Perhaps the biggest mistake authors can make is misidentifying their readers. This occurs when authors market primarily to other writers or when every person, simply because they are able to read, is considered a potential customer.
A much more successful approach is to identify the most likely readers of your book and to target them with your promotional efforts.
Just how can you do that?
Begin by narrowing down who your reader might be. If you write fantasy novels, for example, the obvious answer is “readers of fantasy novels.” But not all readers of fantasy like every one of its subgenres. Some prefer stories focusing on dragons and mythical creatures, others like fairy tales. Some like dark fantasy, others prefer myths and legends. While there’s a lot of crossover in tastes, your best bet is to focus on the subgenre and interests that fit your book.

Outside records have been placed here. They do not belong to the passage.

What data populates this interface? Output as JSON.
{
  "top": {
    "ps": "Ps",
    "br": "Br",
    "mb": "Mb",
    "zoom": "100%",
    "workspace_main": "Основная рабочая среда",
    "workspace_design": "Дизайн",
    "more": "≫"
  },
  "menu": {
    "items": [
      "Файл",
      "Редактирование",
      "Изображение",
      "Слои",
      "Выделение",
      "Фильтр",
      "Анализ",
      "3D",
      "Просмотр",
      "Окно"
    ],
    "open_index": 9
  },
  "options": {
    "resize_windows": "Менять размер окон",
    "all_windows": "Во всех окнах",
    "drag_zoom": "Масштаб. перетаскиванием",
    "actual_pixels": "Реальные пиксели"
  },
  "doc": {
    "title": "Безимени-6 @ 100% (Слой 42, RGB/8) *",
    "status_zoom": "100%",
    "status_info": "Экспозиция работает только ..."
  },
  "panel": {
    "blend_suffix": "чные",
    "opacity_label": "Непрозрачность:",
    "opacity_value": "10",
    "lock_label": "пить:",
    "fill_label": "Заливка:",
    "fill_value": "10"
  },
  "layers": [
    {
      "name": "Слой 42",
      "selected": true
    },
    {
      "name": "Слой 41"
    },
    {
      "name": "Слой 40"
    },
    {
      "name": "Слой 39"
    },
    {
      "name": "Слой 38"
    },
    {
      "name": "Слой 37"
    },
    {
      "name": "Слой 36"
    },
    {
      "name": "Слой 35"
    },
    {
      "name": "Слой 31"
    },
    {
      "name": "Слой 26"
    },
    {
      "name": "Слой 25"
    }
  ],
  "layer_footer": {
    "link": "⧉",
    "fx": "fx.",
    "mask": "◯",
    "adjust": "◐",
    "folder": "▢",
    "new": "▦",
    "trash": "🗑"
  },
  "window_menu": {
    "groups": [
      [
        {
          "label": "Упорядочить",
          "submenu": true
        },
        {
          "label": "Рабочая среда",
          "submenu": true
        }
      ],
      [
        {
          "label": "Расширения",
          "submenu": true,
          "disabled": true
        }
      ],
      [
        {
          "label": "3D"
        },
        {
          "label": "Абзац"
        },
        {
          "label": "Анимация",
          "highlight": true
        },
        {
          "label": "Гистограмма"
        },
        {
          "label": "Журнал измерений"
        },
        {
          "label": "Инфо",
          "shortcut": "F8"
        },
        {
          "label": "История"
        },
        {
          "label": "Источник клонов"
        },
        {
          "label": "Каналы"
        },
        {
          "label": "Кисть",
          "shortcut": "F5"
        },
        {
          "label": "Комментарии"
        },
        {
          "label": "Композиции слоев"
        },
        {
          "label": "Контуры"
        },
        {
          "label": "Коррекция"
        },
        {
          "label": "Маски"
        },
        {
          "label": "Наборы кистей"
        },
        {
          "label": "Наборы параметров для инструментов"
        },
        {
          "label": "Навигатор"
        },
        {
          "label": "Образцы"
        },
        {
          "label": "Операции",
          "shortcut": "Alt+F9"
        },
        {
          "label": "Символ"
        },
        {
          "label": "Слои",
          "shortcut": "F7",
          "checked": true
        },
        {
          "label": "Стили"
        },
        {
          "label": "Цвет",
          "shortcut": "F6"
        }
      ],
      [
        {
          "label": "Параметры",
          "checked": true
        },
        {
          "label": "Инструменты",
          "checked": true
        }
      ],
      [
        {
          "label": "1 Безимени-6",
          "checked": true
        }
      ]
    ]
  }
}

Next, find the specific social media groups, online forums, blogs and websites where these readers hang out. Participate in those forums and groups and offer social media posts promoting your book.
But that’s just a start.
You also want to observe what these target readers are talking about, their tone of voice, and their needs/desires. Look for common themes. It might be “Everyone reuses the same mythical creatures in their writing!” hints of sarcasm, or a desire for more original characters. Also keep a list of any hashtags they utilize.
You now must show in your promotional efforts that your book meets what those target readers are discussing, their tone, and their wishes. So with a link to a landing page for your book, you would tweet something like: “Meet the Dwiffle, an adorable rabbit-sized caterpillar – with venomous antennae”; “‘Well, this was a total waste of a sharp blade,’ Filfendor sneered.” (a quote from your book); or “Meet Pear Jewel, the winged fairy warrior tired of killing.” Be sure to include the hashtags that your target readers frequent.
By the way, if your book isn’t measuring up to the target readers’ themes, you’ve either got the wrong target readers or should take their advice when penning your next book.
My name is Rob Bignell. I’m an affordable, professional editor who runs Inventing Reality Editing Service, which meets the manuscript needs of writers both new and published. I also offer a variety of self-publishing services. During the past decade, I’ve helped more than 300 novelists and nonfiction authors obtain their publishing dreams at reasonable prices. I’m also the author of the 7 Minutes a Day… writing guidebooks, four nonfiction hiking guidebook series, and the literary novel Windmill. Several of my short stories in the literary and science fiction genres also have been published.